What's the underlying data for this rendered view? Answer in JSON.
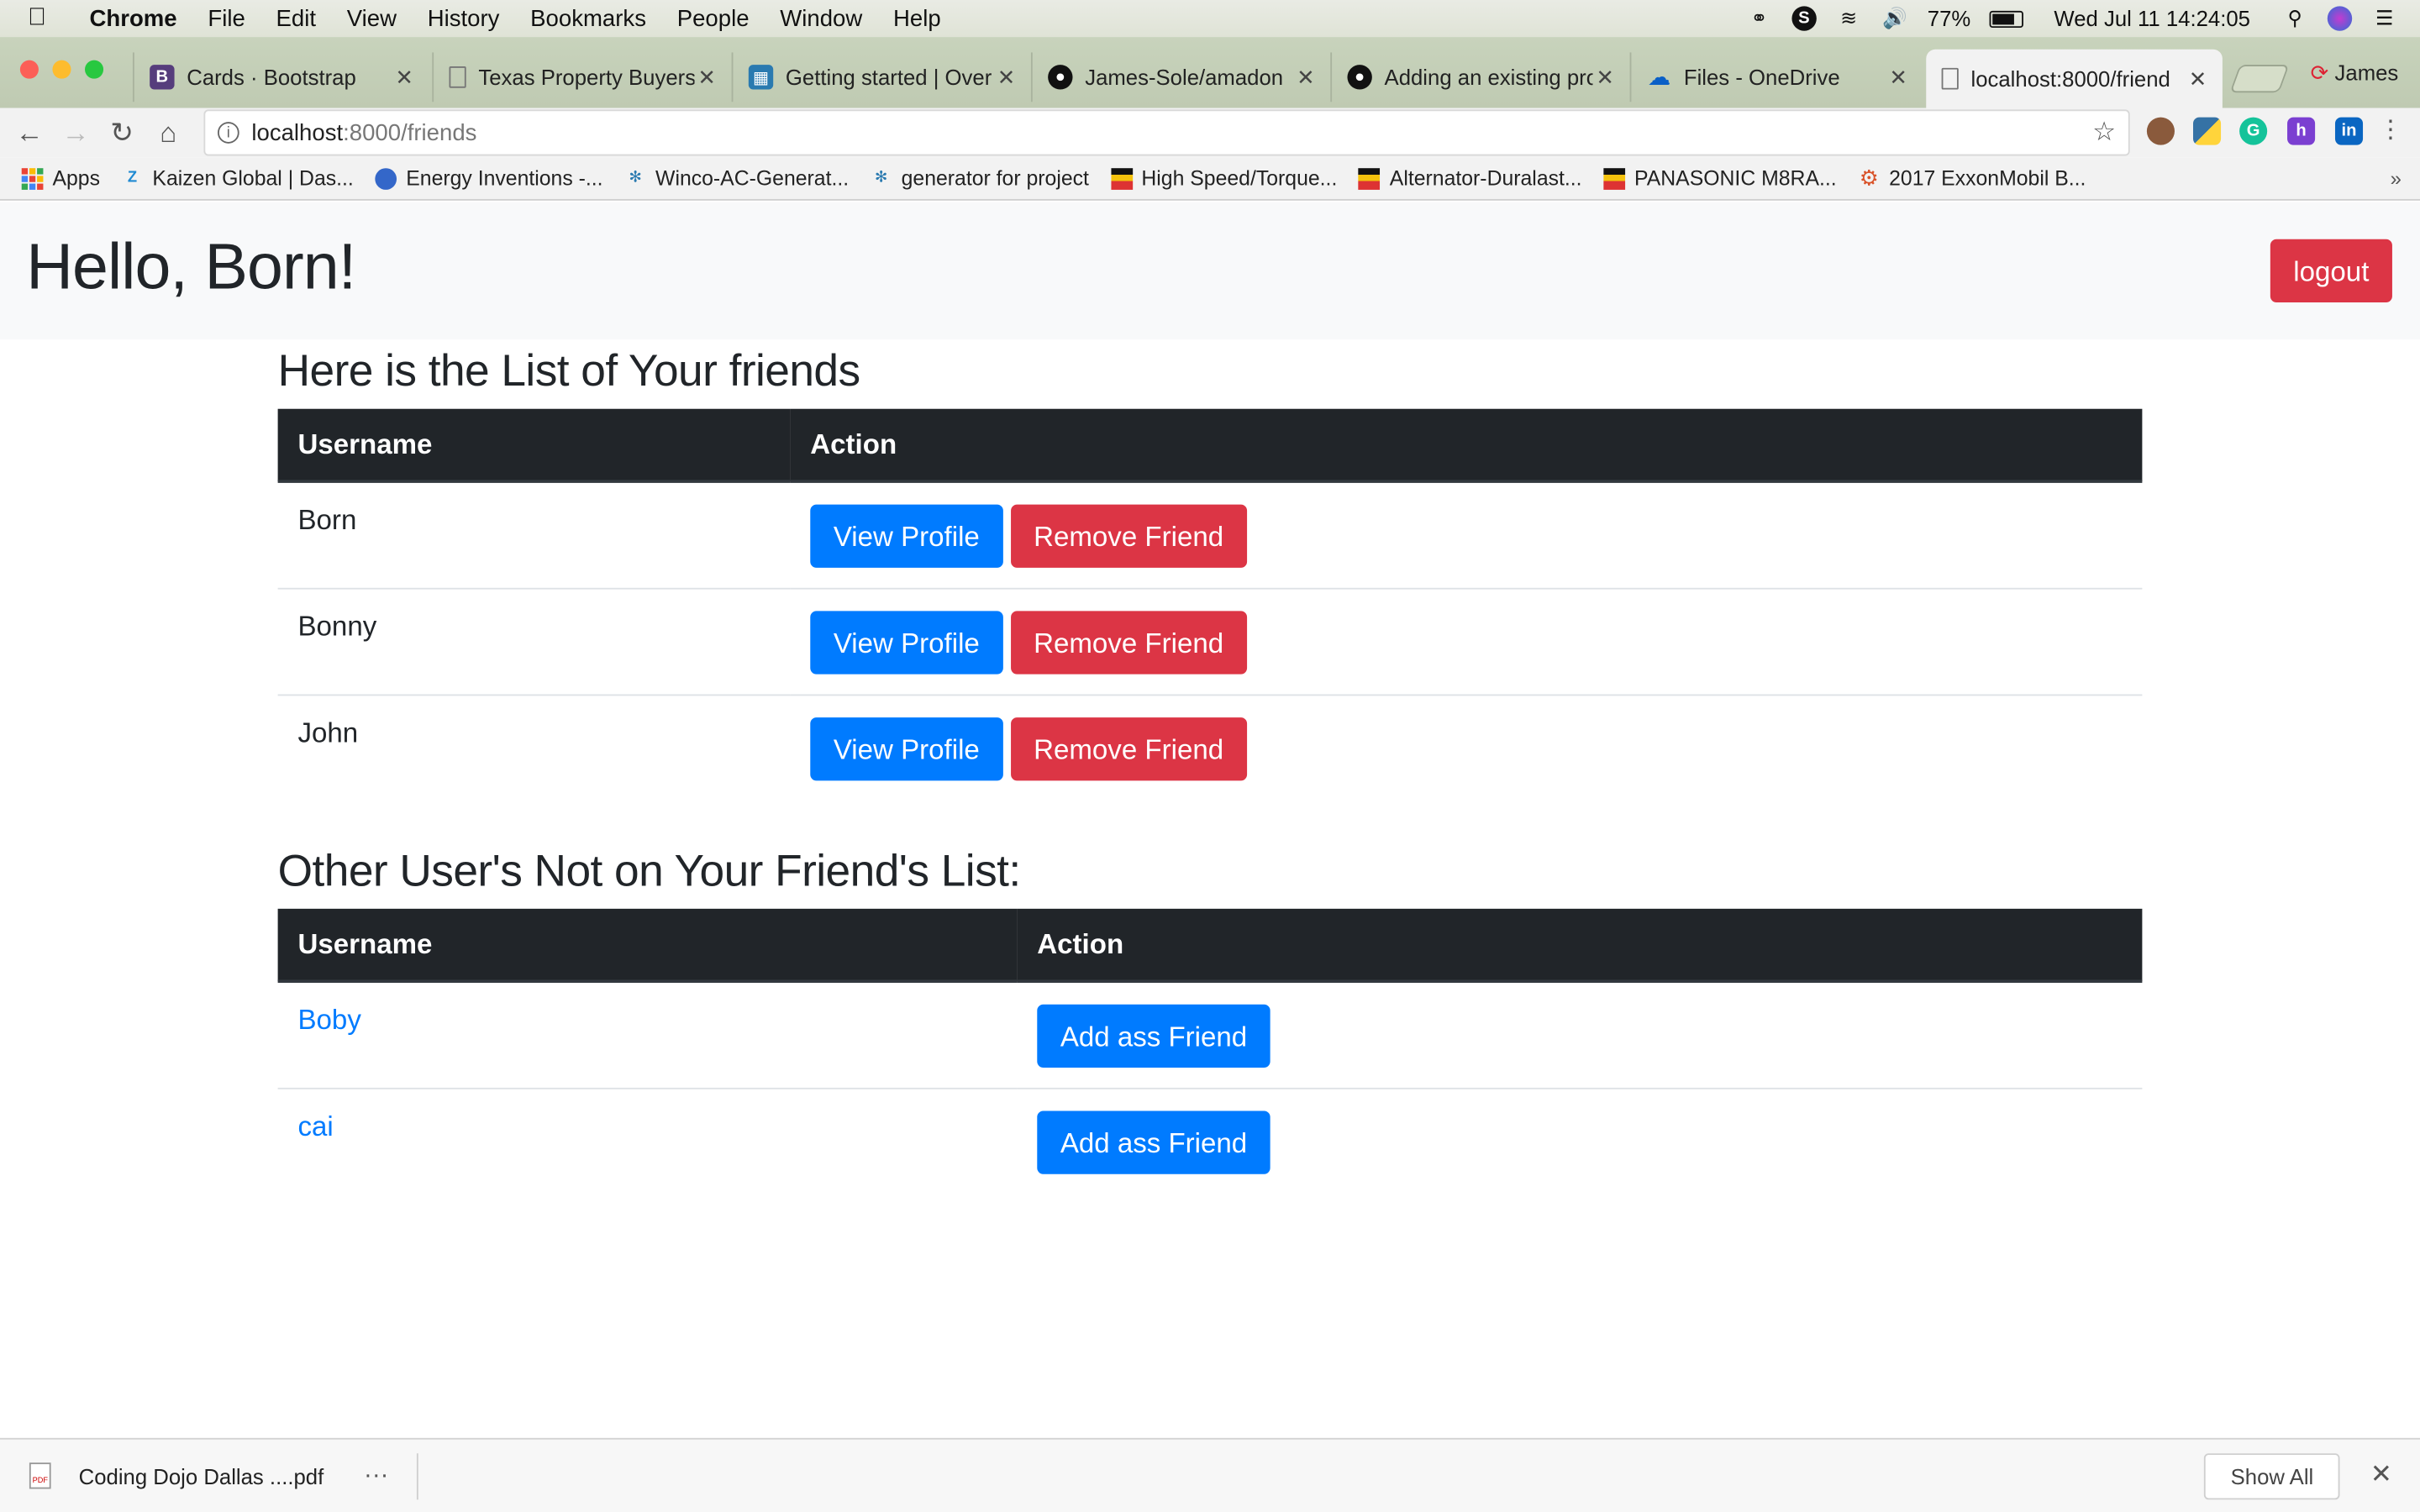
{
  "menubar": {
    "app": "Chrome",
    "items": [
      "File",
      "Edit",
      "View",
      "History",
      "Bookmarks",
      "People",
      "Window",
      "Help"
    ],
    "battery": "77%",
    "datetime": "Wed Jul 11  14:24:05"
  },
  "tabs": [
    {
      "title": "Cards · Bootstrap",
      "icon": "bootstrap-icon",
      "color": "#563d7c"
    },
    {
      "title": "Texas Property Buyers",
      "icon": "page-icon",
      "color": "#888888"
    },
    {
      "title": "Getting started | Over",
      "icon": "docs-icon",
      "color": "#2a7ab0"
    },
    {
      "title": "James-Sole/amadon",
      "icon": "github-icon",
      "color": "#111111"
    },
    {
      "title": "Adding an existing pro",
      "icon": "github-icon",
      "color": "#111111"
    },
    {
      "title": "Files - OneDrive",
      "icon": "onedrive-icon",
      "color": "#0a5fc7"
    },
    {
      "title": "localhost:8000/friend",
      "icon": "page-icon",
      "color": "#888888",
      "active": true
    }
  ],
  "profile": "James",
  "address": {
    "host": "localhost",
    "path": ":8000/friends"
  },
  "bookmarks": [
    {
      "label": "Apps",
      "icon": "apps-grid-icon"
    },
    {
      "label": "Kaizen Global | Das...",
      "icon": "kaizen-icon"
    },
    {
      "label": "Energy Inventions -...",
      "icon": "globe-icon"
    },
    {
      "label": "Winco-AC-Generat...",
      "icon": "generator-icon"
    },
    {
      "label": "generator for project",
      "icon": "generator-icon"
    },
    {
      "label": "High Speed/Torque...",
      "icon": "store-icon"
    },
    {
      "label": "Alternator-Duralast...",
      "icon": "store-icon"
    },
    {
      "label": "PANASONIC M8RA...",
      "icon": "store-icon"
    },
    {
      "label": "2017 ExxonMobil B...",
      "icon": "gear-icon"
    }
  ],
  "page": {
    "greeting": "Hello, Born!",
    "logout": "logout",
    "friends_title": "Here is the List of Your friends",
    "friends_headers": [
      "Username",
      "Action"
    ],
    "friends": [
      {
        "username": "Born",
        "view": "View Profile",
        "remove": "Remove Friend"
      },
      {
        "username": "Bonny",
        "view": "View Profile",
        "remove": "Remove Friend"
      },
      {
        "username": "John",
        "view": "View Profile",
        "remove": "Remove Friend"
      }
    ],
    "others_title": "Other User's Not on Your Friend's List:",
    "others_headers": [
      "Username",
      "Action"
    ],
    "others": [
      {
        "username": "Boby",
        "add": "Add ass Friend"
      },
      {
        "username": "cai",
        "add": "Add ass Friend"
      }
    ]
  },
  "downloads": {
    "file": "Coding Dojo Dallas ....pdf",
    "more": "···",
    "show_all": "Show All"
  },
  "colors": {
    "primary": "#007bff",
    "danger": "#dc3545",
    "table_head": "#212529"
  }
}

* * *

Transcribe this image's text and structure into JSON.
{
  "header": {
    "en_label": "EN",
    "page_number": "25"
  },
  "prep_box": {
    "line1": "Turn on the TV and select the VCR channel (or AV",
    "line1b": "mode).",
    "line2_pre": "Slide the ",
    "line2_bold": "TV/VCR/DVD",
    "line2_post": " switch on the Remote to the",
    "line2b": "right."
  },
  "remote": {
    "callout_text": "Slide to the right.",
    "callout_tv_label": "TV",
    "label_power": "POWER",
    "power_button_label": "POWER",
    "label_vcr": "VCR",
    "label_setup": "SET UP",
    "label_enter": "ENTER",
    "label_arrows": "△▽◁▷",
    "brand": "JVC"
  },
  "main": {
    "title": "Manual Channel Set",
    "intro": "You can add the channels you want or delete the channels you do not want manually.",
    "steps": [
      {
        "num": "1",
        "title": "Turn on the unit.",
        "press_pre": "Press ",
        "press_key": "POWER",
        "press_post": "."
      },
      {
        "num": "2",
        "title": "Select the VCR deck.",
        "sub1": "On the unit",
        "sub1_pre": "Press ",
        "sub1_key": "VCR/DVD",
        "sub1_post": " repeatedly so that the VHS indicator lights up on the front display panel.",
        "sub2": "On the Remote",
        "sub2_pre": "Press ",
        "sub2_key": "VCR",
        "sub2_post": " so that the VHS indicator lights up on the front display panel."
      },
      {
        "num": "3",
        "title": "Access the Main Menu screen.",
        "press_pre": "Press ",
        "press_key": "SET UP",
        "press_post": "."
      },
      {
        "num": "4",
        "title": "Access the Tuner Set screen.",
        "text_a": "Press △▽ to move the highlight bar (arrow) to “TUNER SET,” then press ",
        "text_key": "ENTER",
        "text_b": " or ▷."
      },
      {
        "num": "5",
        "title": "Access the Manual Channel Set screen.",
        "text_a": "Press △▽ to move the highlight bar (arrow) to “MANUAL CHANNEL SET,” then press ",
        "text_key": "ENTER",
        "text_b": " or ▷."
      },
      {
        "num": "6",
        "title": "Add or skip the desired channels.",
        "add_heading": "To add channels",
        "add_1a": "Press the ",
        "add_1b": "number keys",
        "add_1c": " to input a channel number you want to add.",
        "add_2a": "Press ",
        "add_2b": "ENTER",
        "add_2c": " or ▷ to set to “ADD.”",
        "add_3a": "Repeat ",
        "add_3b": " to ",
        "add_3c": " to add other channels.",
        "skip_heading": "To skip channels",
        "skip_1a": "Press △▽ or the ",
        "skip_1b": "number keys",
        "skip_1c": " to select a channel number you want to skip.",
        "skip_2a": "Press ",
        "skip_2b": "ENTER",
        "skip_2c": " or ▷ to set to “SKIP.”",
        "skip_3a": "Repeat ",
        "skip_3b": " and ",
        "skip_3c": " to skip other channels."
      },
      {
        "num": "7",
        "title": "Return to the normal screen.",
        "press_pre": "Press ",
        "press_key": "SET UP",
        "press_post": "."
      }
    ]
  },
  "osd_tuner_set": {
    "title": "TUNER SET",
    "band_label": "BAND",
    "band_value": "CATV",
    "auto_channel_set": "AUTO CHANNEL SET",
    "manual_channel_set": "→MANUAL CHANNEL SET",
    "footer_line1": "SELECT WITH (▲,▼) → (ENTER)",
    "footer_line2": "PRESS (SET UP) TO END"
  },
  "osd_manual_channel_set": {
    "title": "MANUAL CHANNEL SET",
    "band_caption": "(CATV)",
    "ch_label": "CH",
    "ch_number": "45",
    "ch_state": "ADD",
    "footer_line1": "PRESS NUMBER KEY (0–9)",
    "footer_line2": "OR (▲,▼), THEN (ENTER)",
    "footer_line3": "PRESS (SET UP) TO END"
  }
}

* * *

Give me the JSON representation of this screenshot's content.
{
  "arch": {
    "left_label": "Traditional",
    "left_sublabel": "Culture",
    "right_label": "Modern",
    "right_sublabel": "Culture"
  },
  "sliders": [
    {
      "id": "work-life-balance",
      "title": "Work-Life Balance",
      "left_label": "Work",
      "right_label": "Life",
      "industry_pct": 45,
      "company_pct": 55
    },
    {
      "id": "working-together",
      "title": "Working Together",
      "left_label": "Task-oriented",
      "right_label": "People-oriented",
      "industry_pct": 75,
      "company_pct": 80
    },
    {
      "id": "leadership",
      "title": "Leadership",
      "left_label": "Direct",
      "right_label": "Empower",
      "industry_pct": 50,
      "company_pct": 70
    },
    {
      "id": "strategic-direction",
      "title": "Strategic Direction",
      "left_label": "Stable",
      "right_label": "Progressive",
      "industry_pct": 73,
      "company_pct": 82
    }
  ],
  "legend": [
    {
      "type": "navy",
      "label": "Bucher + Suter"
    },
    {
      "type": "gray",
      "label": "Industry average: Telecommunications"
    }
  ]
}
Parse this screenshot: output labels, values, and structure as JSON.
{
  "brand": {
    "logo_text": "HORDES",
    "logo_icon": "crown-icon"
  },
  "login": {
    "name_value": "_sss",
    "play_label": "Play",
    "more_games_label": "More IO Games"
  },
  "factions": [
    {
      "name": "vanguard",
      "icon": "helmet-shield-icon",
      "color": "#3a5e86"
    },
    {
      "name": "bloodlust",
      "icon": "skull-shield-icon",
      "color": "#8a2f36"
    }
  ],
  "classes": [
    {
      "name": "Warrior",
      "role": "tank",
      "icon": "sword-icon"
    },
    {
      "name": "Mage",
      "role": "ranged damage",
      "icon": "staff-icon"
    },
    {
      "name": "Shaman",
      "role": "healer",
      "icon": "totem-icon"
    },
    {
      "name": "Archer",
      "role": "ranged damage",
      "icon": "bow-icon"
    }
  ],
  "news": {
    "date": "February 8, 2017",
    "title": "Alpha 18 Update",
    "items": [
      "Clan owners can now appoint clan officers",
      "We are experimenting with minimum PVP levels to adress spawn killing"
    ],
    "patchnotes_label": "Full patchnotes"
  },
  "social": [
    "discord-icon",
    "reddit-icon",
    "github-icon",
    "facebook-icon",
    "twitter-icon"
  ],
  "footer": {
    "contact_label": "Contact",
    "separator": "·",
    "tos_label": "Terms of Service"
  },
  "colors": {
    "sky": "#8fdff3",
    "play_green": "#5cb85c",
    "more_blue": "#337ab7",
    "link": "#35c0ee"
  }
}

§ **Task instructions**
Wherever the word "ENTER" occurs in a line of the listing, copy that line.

§ **Your response**
    "label_enter": "ENTER",
        "text_key": "ENTER",
        "text_key": "ENTER",
        "add_2b": "ENTER",
        "skip_2b": "ENTER",
    "footer_line1": "SELECT WITH (▲,▼) → (ENTER)",
    "footer_line2": "OR (▲,▼), THEN (ENTER)",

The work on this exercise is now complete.